She said if elected she planned to tackle a range of issues, including staffing shortages and public transparency. She also promises to maintain fiscal responsibility while keeping in mind the need to accommodate growth.
She said staffing is the most pressing issue and she hopes to learn more about how to reduce turnover, including more help for overworked and overworked teachers.
“I would like to see us focus on high-skilled part-time positions that could allow us to reach more candidates,” Barnard said. “We love our educators; we need our educators. We must support them. »
Bringing 17 years of experience working with home builders and five years in real estate, Barnard said she has hands-on experience working on projects that align well with council duties and can offer a perspective on population growth and trends, a vital skill as the district prepares to meet growing needs.
Quintero has “a personal stake in seeing the school district succeed,” according to his campaign website.
A longtime resident of Hays County and Dripping Springs, she “knows that smart investments are needed to give children the best chance for a bright future. But she also understands that area school districts can better manage their growth,” the website states.
She served as chair of the district’s Facilities and Bonds Oversight Committee, where “she earned a reputation as a thoughtful leader and passionate advocate for students and taxpayers,” the website says.
“This experience, and others, cultivated a passion for servant leadership and smart governance,” its website says. “She aspires to put those qualities to work for the Dripping Springs School Board because we can do better. We should do better. We must do better.
San Marcos School District
A two-way race for the District 4 seat on the San Marcos School Board is underway as voters prepare to select a new representative to replace longtime board member Kathy Hansen, who is not seeking re-election. .
The race is between Gabrielle Moore, 53, and Brian K. Shanks, 52.
Moore, who has lived in the district for 17 years, said she felt compelled to step up to support children’s access to a thriving public education system.
She said teacher retention has dropped significantly due to intense teaching pressures during the COVID-19 pandemic. Its main objective is to retain teachers by offering them competitive salaries and strong administrative support.
Moore said she also plans to address fiscal issues facing the district by pushing for policy changes at the state level and advocating for better education funding bills at the state level. ‘Legislative Assembly.
She said she can offer knowledge of public policy, having served as the city’s planning and zoning commissioner, a member of the school health advisory committee and a member of the city’s bond committee.
“I will use every tool available to support our San Marcos Consolidated Independent School District, its staff, and most importantly, our students and our future,” Moore said.
If elected, Shanks said, he will strive to build relationships and trust with fellow board members, the superintendent, staff, teachers and the community.
“I want to work on bridging the gap between the school board and the community by hosting school board meetings at different schools in the district,” Shanks said. “The hope would be to give better access to parents and concerned community members.”
It also plans to address issues of poor performance on campus by giving the superintendent the support he needs and prioritizing funding for scholars, he said.
Shanks, who has lived in the district for 21 years, has served in the Marine Corps Reserve, Coast Guard and Army National Guard.
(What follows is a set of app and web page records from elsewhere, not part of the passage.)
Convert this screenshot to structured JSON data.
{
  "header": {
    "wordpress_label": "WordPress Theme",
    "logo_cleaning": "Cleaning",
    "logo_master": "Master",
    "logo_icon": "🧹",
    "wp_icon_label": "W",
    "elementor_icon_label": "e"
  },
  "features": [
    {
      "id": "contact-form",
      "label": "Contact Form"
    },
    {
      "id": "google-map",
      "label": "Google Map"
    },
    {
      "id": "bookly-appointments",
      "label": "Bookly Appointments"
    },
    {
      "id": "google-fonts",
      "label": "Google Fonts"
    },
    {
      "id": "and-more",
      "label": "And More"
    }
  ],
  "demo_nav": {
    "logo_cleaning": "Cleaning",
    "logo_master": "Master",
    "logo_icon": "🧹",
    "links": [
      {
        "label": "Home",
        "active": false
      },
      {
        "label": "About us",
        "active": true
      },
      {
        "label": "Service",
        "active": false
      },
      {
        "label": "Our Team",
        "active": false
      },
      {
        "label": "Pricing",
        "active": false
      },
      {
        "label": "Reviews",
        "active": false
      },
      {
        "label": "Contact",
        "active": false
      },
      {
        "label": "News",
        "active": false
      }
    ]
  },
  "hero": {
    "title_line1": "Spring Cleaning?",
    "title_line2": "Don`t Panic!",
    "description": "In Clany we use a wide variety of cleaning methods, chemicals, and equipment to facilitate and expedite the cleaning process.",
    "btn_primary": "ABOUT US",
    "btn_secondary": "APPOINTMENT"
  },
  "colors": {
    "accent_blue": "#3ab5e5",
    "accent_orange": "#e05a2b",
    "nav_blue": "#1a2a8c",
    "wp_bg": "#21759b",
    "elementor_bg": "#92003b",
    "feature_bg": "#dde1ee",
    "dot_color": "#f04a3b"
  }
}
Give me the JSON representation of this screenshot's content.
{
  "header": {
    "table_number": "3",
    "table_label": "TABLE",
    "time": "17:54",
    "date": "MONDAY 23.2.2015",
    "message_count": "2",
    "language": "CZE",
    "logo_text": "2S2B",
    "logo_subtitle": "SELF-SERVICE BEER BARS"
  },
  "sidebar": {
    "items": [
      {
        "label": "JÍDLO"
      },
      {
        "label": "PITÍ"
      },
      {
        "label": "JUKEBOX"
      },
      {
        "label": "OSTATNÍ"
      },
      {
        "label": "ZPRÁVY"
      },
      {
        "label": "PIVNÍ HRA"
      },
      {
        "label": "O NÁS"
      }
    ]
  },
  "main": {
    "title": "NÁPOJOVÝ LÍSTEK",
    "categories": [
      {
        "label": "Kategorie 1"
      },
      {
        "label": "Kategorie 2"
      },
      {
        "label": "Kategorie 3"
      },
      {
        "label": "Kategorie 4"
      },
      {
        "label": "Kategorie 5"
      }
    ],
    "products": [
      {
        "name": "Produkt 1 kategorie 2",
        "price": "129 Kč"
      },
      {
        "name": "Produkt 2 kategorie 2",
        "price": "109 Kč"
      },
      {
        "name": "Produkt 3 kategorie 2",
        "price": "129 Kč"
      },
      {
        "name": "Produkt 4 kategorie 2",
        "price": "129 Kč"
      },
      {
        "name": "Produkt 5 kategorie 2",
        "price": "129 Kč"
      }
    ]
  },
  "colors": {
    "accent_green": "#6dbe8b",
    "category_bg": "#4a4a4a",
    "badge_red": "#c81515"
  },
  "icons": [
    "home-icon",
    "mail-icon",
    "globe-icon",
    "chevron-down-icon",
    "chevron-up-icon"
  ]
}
He has worked for 20 years in higher education, where he collaborated with professors on the use of technology in the classroom, classroom management and the integration of technology into the curriculum.